══ Extracted data

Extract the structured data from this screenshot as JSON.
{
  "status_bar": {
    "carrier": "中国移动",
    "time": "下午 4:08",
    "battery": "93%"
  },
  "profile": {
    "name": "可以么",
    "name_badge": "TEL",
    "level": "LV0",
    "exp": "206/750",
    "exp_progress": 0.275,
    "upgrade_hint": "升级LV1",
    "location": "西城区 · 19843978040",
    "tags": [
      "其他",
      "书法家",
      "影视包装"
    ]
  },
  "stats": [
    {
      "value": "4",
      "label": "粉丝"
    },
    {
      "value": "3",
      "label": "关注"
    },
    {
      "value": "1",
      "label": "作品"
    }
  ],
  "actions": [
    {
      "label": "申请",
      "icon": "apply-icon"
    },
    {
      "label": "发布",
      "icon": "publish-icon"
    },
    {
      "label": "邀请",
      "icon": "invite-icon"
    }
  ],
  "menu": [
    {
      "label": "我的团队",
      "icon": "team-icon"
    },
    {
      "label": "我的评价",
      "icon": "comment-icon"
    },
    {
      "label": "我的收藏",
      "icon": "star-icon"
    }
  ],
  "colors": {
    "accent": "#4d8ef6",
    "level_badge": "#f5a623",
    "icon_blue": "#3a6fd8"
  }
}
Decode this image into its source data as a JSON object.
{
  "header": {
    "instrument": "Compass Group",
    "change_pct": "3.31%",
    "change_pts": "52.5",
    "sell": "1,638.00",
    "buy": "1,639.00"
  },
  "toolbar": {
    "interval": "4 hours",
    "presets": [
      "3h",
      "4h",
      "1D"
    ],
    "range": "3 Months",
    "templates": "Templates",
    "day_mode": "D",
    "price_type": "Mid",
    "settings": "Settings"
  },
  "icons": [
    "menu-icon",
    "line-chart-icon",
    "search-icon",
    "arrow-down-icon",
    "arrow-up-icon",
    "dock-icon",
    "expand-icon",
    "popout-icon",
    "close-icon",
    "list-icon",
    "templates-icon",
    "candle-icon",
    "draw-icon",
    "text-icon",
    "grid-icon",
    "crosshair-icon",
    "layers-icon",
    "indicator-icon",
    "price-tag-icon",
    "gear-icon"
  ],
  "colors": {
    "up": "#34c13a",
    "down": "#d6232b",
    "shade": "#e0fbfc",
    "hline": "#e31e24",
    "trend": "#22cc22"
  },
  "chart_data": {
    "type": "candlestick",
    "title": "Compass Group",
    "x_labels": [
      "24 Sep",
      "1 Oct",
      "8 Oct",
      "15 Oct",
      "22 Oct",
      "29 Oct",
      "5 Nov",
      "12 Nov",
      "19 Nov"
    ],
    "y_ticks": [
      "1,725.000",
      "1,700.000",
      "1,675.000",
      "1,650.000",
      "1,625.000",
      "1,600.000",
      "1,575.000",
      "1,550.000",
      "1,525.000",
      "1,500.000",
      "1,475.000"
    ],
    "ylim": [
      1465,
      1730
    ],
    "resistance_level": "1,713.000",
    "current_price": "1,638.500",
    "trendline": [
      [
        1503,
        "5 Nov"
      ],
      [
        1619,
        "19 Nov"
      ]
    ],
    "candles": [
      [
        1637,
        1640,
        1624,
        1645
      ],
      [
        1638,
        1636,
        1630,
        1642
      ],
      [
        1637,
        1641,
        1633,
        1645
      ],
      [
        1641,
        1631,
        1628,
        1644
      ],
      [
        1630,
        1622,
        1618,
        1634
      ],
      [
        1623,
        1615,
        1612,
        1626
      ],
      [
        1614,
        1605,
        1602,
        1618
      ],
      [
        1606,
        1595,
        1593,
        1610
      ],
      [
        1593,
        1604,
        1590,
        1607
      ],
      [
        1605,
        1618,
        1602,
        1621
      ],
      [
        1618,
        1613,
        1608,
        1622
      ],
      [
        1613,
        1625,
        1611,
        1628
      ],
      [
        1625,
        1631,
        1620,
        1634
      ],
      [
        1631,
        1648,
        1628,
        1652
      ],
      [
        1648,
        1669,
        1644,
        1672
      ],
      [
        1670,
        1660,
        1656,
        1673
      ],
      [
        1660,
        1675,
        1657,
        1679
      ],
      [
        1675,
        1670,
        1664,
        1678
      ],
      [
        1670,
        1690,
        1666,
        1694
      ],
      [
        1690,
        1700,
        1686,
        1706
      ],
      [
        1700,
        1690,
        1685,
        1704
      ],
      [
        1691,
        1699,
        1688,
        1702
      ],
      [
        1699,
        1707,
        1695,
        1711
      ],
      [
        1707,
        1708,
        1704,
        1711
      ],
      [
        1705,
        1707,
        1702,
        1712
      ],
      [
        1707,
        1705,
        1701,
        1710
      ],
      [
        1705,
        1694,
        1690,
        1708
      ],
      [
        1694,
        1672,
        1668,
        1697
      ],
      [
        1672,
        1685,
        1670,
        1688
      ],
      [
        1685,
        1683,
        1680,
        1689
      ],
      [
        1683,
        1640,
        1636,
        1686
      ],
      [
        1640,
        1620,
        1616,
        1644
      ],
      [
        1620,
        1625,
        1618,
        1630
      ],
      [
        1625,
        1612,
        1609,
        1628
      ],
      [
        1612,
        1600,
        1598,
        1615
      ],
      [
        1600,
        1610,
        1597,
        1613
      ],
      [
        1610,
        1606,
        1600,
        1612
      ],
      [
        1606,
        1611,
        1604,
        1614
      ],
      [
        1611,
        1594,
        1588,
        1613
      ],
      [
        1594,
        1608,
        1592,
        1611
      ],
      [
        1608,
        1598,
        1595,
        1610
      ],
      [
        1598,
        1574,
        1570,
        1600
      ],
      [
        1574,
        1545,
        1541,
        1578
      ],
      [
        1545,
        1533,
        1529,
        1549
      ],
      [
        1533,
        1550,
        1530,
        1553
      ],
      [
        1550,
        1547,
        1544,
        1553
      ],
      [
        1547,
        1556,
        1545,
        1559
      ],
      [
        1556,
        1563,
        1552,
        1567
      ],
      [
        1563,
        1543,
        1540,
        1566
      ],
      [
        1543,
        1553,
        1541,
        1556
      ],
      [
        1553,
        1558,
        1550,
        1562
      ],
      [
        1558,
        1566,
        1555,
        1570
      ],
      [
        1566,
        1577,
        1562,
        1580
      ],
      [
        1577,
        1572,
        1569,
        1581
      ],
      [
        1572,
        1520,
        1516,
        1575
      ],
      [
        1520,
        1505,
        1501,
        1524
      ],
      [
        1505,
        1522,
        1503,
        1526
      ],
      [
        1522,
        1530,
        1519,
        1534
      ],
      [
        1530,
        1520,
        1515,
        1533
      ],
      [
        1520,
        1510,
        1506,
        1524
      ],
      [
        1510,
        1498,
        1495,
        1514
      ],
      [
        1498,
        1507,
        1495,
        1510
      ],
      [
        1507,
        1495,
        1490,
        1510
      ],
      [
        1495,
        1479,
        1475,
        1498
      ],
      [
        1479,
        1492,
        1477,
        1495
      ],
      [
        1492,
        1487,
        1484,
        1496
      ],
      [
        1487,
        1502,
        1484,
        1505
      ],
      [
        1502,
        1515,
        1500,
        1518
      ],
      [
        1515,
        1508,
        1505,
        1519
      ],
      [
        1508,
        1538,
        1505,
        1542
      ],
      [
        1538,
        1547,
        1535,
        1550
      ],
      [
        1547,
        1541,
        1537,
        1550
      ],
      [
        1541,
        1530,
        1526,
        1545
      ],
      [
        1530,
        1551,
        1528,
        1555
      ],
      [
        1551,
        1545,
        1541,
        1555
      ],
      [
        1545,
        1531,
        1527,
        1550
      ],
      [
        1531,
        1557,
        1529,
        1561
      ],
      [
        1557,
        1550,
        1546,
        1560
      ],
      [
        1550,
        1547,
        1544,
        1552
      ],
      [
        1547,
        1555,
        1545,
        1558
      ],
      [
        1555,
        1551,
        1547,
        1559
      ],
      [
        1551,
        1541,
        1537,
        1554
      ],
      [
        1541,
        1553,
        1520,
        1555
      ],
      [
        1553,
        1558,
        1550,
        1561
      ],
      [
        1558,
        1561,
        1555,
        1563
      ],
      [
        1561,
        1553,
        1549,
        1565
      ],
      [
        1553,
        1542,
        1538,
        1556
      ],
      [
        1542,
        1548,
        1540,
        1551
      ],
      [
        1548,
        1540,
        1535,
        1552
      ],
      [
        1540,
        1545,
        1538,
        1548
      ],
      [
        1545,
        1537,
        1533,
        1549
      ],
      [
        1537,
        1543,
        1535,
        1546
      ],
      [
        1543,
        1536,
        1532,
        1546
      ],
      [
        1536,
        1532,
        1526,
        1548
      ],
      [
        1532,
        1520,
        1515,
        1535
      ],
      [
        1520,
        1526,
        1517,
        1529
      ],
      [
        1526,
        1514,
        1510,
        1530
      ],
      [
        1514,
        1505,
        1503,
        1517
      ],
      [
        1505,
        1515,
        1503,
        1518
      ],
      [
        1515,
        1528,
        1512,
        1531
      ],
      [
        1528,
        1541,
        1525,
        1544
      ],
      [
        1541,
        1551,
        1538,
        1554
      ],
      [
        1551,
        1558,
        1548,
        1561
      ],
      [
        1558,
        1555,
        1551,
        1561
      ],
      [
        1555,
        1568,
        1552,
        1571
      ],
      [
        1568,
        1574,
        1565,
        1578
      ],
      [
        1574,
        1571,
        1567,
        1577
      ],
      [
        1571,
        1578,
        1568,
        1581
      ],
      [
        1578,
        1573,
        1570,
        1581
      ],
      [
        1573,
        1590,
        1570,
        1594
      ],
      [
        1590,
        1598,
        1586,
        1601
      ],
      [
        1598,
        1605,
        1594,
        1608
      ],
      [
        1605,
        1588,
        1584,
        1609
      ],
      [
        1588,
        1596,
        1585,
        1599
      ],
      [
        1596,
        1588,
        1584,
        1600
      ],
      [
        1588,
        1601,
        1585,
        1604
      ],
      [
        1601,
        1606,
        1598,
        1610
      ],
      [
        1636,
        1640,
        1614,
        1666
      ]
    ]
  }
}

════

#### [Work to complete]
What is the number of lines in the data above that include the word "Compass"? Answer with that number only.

#### [Result of this task]
2